Paul’s ministry in Thessalonica was fruitful, but there was great opposition. The Jews were jealous, “so they rounded up some bad characters from the marketplace, formed a mob and started a riot in the city” (Acts 17:5). Things got ugly as the mob rushed into Jason’s house looking for Paul and Silas. Unable to find them, the crowd “dragged Jason and some other believers before the city officials” (Acts 17:6).
The city officials had a riot on their hands. The crowd accused the Christians of causing trouble all over the world (Acts 17:6-7). Later that night, the believers secretly sent Paul and Silas away to Berea, and they were not allowed to return to Thessalonica (Acts 17:10).
When Paul looks back on what happened, he writes in a letter to them, “Our gospel came to you not simply with words but also with power, with the Holy Spirit and with deep conviction” (1 Thess. 1:5). He recognizes that “in spite of severe suffering, you welcomed the message with the joy given by the Holy Spirit” (1:6).
But Paul longs to go back to see them. He says it felt like he was “torn away” (2:17). He writes, “For we wanted to come to you—certainly I, Paul, did, again and again—but Satan stopped us” (2:18). Unable to return, what does he do? He sends his apprentice, Timothy.
Timothy is in his early twenties. He has been Paul’s apprentice for just a few months. He has been keeping a low profile and observing Paul. Now he gets his first assignment. Paul gave Timothy greater trust and responsibility because he was a hard worker, an effective encourager, and a joyful intercessor.
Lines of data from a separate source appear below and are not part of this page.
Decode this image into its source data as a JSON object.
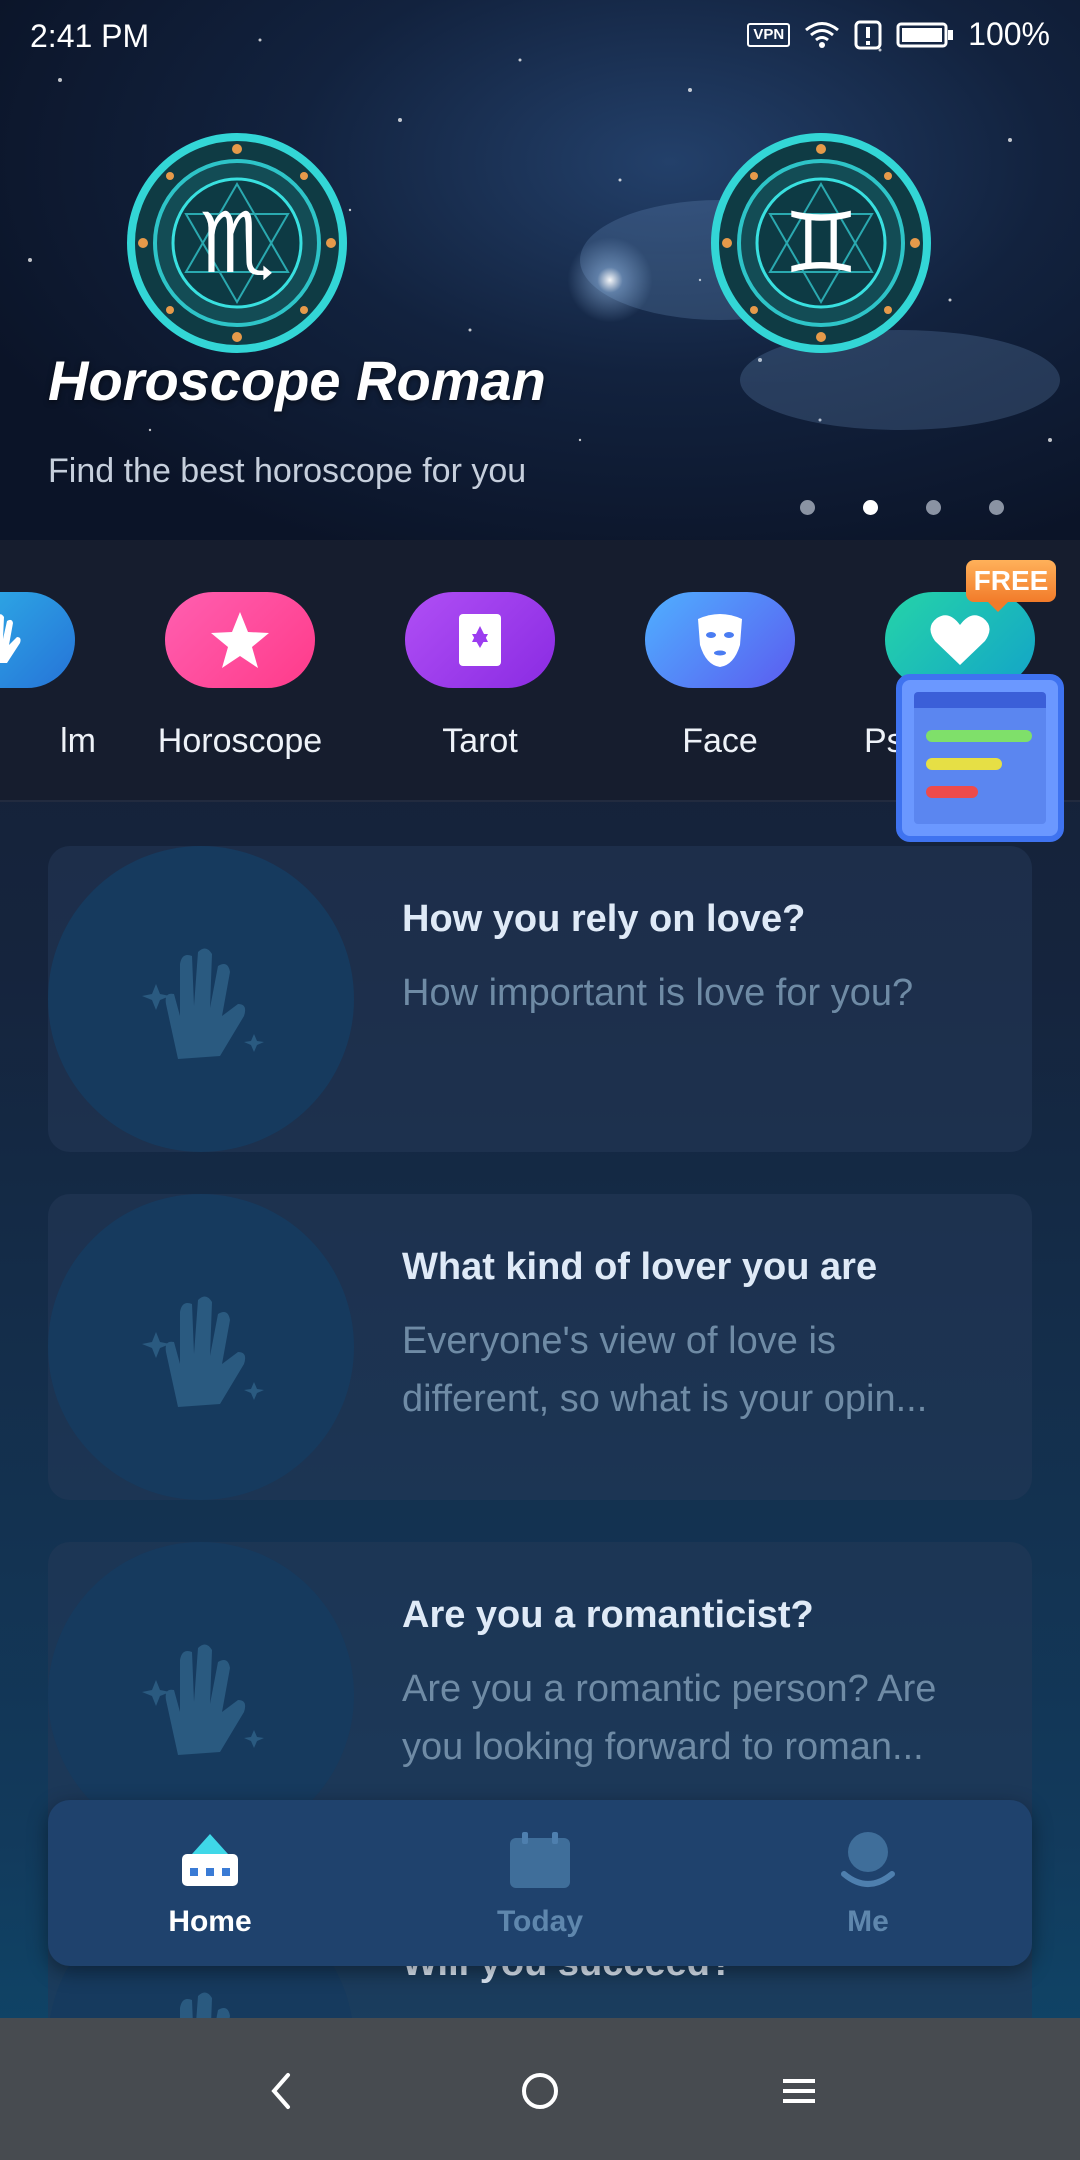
{
  "status_bar": {
    "time": "2:41 PM",
    "vpn": "VPN",
    "battery": "100%"
  },
  "hero": {
    "title": "Horoscope Roman",
    "subtitle": "Find the best horoscope for you",
    "page_count": 4,
    "active_page": 2,
    "left_sign_icon": "scorpio-icon",
    "right_sign_icon": "gemini-icon"
  },
  "categories": [
    {
      "label": "lm",
      "icon": "palm-hand-icon",
      "color": "#2f8bdc"
    },
    {
      "label": "Horoscope",
      "icon": "star-icon",
      "color": "#ff4fa0"
    },
    {
      "label": "Tarot",
      "icon": "tarot-card-icon",
      "color": "#9c3cf0"
    },
    {
      "label": "Face",
      "icon": "face-mask-icon",
      "color": "#3b82f6"
    },
    {
      "label": "Ps",
      "icon": "heart-icon",
      "color": "#19c29a"
    }
  ],
  "free_badge": "FREE",
  "floating_widget": {
    "icon": "report-widget-icon"
  },
  "cards": [
    {
      "title": "How you rely on love?",
      "desc_line1": "How important is love for you?",
      "desc_line2": "",
      "icon": "palm-hand-icon"
    },
    {
      "title": "What kind of lover you are",
      "desc_line1": "Everyone's view of love is",
      "desc_line2": "different, so what is your opin...",
      "icon": "palm-hand-icon"
    },
    {
      "title": "Are you a romanticist?",
      "desc_line1": "Are you a romantic person? Are",
      "desc_line2": "you looking forward to roman...",
      "icon": "palm-hand-icon"
    },
    {
      "title": "Will you succeed?",
      "desc_line1": "",
      "desc_line2": "",
      "icon": "palm-hand-icon"
    }
  ],
  "tabs": [
    {
      "label": "Home",
      "icon": "home-icon",
      "active": true
    },
    {
      "label": "Today",
      "icon": "calendar-icon",
      "active": false
    },
    {
      "label": "Me",
      "icon": "profile-icon",
      "active": false
    }
  ],
  "nav": {
    "back": "back-icon",
    "home": "home-circle-icon",
    "menu": "menu-icon"
  }
}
You will learn more about Timothy’s qualities in the days ahead.
How did God use opposition and limitation to further the work of the gospel in Paul and Timothy’s story? How has God used them in yours?